On the other hand, it is fair to say that identifying the organism on immunostain was much easier and less time-consuming. In our study, the organism could be seen from low power in many cases using the immunostain, and only a limited number of HPFs were required to confirm its presence (a maximum of 3 HPFs). In an extremely busy practice, this reduced time and effort can significantly improve the efficiency and productivity of pathologists.
This study did not look at clinical outcomes and the significance of missing a case of HP on a patient’s health. It is also imperative to note that different laboratories have different H&E staining techniques with variable sensitivities and specificities for identifying HP. Our study included only cases from our laboratory, and our findings may not accurately apply to other institutions.
The need for special stains for the detection of HP is institution- and laboratory-dependent. Our study shows that, in our institution, the routine use of special stains is not necessary for the identification of HP because the organism is readily identifiable in the majority of cases with H&E staining. A more comprehensive study including clinical findings, prior treatment, other clinical tests, outcome data, and cost analysis would be helpful in making a better case for routinely performing or not performing the special stains. We recommend the use of special stains for biopsy specimens with moderate to severe chronic active or inactive gastritis in which HP is not identified by H&E staining, for posttreatment biopsy specimens, and in cases in which structures “suspicious” but not definitive for HP are seen on H&E stains.

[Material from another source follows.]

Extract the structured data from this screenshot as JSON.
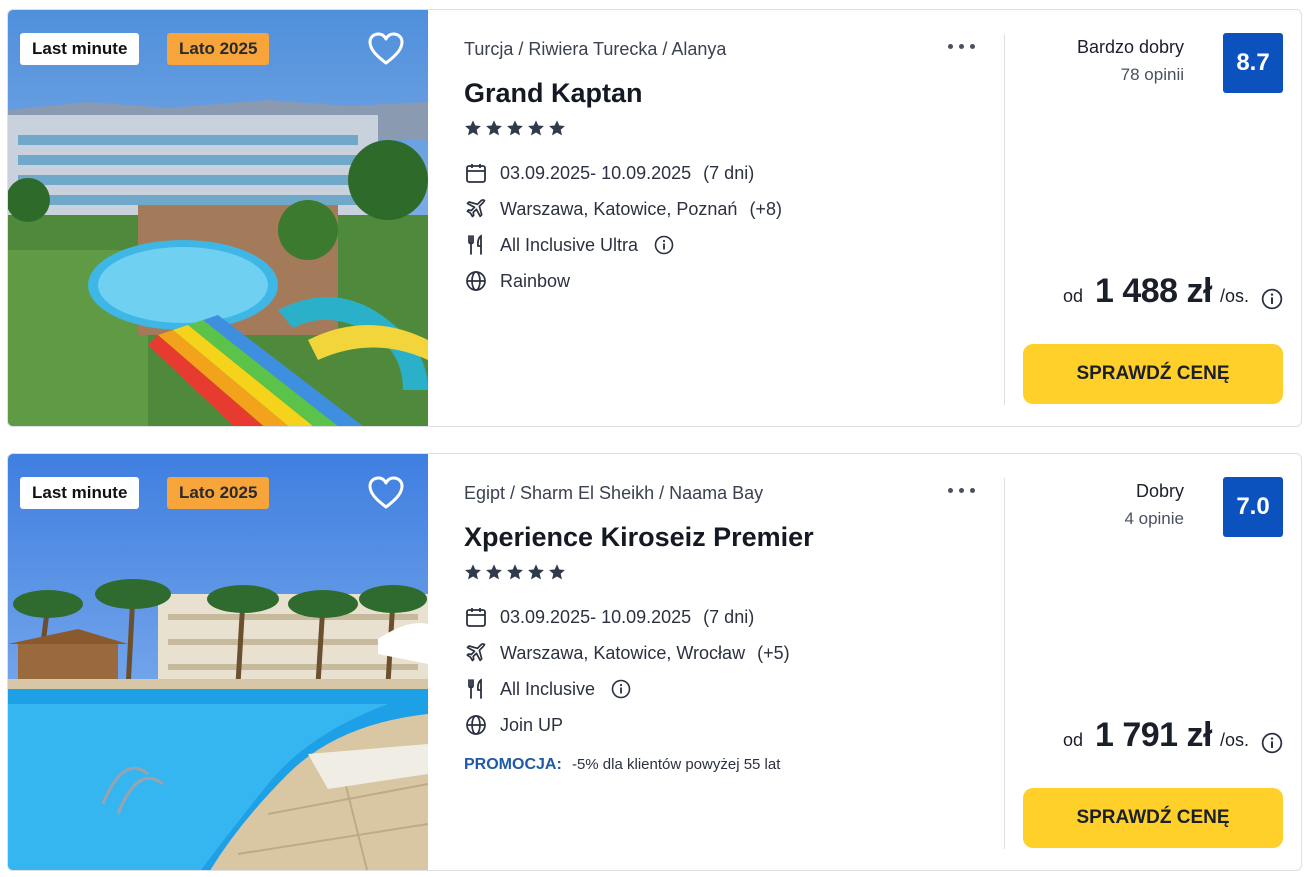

Immunohistochemical staining is highly sensitive and specific for HP, and lymphoid follicles with germinal centers strongly suggest the presence of HP.